• **TASK GOAL**: Could every entry be set down once more, exactly as given?

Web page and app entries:
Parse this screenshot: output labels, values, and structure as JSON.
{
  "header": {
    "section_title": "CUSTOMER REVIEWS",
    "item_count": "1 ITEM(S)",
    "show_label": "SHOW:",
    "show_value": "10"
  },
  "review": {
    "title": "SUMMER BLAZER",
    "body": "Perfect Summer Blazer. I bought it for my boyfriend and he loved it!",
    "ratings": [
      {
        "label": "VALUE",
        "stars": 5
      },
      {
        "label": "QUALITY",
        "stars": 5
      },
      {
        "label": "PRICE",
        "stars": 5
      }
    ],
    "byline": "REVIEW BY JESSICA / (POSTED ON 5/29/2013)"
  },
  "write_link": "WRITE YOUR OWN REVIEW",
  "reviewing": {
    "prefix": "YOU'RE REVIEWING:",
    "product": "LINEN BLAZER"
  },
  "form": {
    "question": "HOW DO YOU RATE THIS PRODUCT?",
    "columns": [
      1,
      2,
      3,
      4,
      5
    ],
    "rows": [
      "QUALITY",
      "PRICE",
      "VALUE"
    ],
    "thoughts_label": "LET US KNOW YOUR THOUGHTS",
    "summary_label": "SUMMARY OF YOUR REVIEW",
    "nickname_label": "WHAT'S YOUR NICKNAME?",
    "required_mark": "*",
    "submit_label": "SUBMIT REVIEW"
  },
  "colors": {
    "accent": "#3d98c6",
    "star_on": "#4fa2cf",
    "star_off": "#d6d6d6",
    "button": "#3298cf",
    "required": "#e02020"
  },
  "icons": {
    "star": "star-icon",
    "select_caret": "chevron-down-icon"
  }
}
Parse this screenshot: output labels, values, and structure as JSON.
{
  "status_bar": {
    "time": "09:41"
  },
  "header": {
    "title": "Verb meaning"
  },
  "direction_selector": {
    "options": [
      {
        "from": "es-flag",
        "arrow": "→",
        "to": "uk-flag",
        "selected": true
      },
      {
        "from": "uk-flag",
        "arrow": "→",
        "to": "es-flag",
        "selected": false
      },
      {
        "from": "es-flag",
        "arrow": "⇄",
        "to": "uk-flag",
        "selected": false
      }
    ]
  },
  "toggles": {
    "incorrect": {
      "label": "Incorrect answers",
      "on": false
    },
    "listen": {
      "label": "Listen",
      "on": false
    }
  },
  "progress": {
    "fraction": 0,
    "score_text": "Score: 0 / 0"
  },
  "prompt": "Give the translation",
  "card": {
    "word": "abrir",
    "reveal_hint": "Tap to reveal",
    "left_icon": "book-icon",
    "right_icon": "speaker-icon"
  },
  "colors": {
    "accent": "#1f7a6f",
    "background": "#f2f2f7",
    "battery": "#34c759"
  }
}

• **ANSWER SECTION**:
Parse this screenshot: output labels, values, and structure as JSON.
{
  "header": {
    "section_title": "CUSTOMER REVIEWS",
    "item_count": "1 ITEM(S)",
    "show_label": "SHOW:",
    "show_value": "10"
  },
  "review": {
    "title": "SUMMER BLAZER",
    "body": "Perfect Summer Blazer. I bought it for my boyfriend and he loved it!",
    "ratings": [
      {
        "label": "VALUE",
        "stars": 5
      },
      {
        "label": "QUALITY",
        "stars": 5
      },
      {
        "label": "PRICE",
        "stars": 5
      }
    ],
    "byline": "REVIEW BY JESSICA / (POSTED ON 5/29/2013)"
  },
  "write_link": "WRITE YOUR OWN REVIEW",
  "reviewing": {
    "prefix": "YOU'RE REVIEWING:",
    "product": "LINEN BLAZER"
  },
  "form": {
    "question": "HOW DO YOU RATE THIS PRODUCT?",
    "columns": [
      1,
      2,
      3,
      4,
      5
    ],
    "rows": [
      "QUALITY",
      "PRICE",
      "VALUE"
    ],
    "thoughts_label": "LET US KNOW YOUR THOUGHTS",
    "summary_label": "SUMMARY OF YOUR REVIEW",
    "nickname_label": "WHAT'S YOUR NICKNAME?",
    "required_mark": "*",
    "submit_label": "SUBMIT REVIEW"
  },
  "colors": {
    "accent": "#3d98c6",
    "star_on": "#4fa2cf",
    "star_off": "#d6d6d6",
    "button": "#3298cf",
    "required": "#e02020"
  },
  "icons": {
    "star": "star-icon",
    "select_caret": "chevron-down-icon"
  }
}
Parse this screenshot: output labels, values, and structure as JSON.
{
  "status_bar": {
    "time": "09:41"
  },
  "header": {
    "title": "Verb meaning"
  },
  "direction_selector": {
    "options": [
      {
        "from": "es-flag",
        "arrow": "→",
        "to": "uk-flag",
        "selected": true
      },
      {
        "from": "uk-flag",
        "arrow": "→",
        "to": "es-flag",
        "selected": false
      },
      {
        "from": "es-flag",
        "arrow": "⇄",
        "to": "uk-flag",
        "selected": false
      }
    ]
  },
  "toggles": {
    "incorrect": {
      "label": "Incorrect answers",
      "on": false
    },
    "listen": {
      "label": "Listen",
      "on": false
    }
  },
  "progress": {
    "fraction": 0,
    "score_text": "Score: 0 / 0"
  },
  "prompt": "Give the translation",
  "card": {
    "word": "abrir",
    "reveal_hint": "Tap to reveal",
    "left_icon": "book-icon",
    "right_icon": "speaker-icon"
  },
  "colors": {
    "accent": "#1f7a6f",
    "background": "#f2f2f7",
    "battery": "#34c759"
  }
}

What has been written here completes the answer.